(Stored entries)
□ □ □ □

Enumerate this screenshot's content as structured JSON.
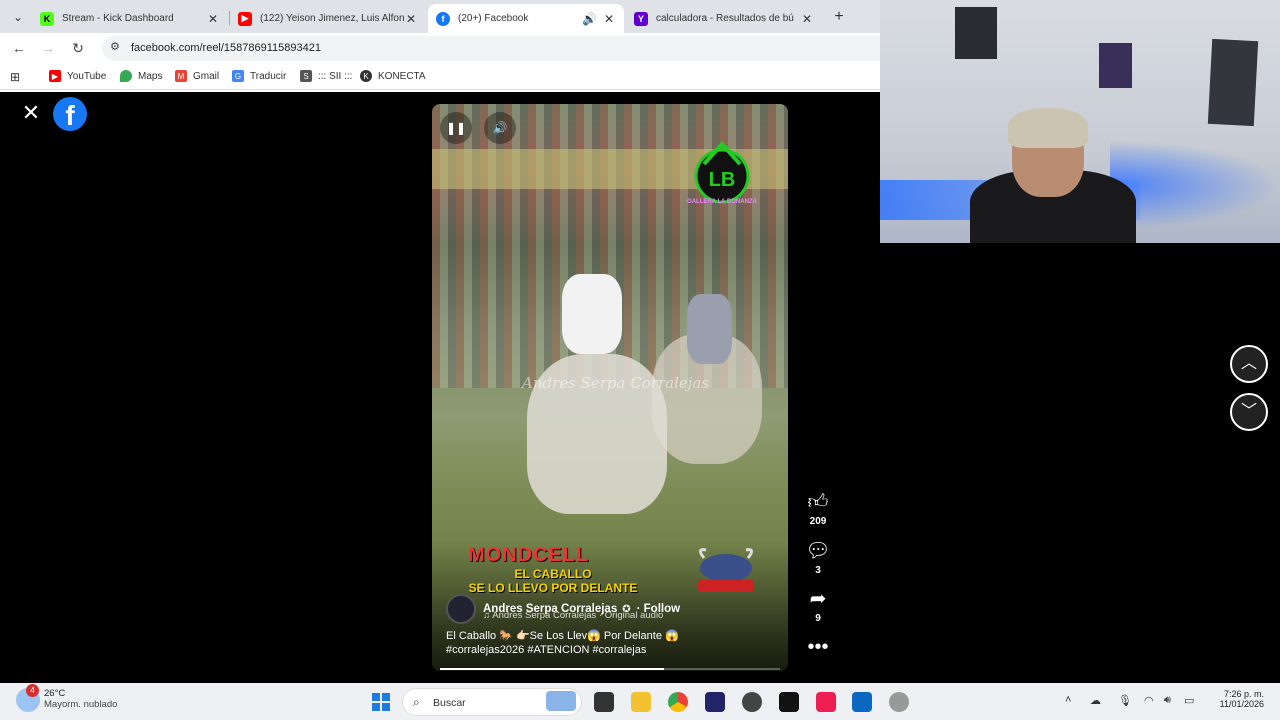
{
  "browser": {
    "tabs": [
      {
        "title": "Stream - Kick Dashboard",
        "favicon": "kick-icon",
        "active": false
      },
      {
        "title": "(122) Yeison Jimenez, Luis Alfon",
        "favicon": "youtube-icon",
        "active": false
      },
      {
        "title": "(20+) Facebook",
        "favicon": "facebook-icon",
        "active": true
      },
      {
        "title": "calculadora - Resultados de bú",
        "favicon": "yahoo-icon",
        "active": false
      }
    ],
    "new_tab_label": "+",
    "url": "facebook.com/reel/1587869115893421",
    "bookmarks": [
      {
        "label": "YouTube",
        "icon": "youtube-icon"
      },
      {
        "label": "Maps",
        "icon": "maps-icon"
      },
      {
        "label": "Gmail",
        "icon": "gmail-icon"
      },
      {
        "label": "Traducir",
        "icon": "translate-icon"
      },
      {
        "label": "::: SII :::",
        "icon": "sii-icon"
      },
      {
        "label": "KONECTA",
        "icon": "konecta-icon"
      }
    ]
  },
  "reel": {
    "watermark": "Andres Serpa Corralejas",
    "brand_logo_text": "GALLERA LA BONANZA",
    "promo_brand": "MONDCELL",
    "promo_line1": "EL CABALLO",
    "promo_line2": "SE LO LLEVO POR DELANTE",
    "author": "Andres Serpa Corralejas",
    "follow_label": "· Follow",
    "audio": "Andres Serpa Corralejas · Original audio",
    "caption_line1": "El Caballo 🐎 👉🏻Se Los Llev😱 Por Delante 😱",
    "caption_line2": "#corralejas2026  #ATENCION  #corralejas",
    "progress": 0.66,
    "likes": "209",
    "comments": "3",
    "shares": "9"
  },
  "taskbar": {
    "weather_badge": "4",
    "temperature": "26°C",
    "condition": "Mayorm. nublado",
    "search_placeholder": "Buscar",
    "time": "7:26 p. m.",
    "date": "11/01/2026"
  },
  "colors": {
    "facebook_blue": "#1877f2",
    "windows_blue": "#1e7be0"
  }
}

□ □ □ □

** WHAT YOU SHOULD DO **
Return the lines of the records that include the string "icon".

** PROBLEM SOLUTION **
        "favicon": "kick-icon",
        "favicon": "youtube-icon",
        "favicon": "facebook-icon",
        "favicon": "yahoo-icon",
        "icon": "youtube-icon"
        "icon": "maps-icon"
        "icon": "gmail-icon"
        "icon": "translate-icon"
        "icon": "sii-icon"
        "icon": "konecta-icon"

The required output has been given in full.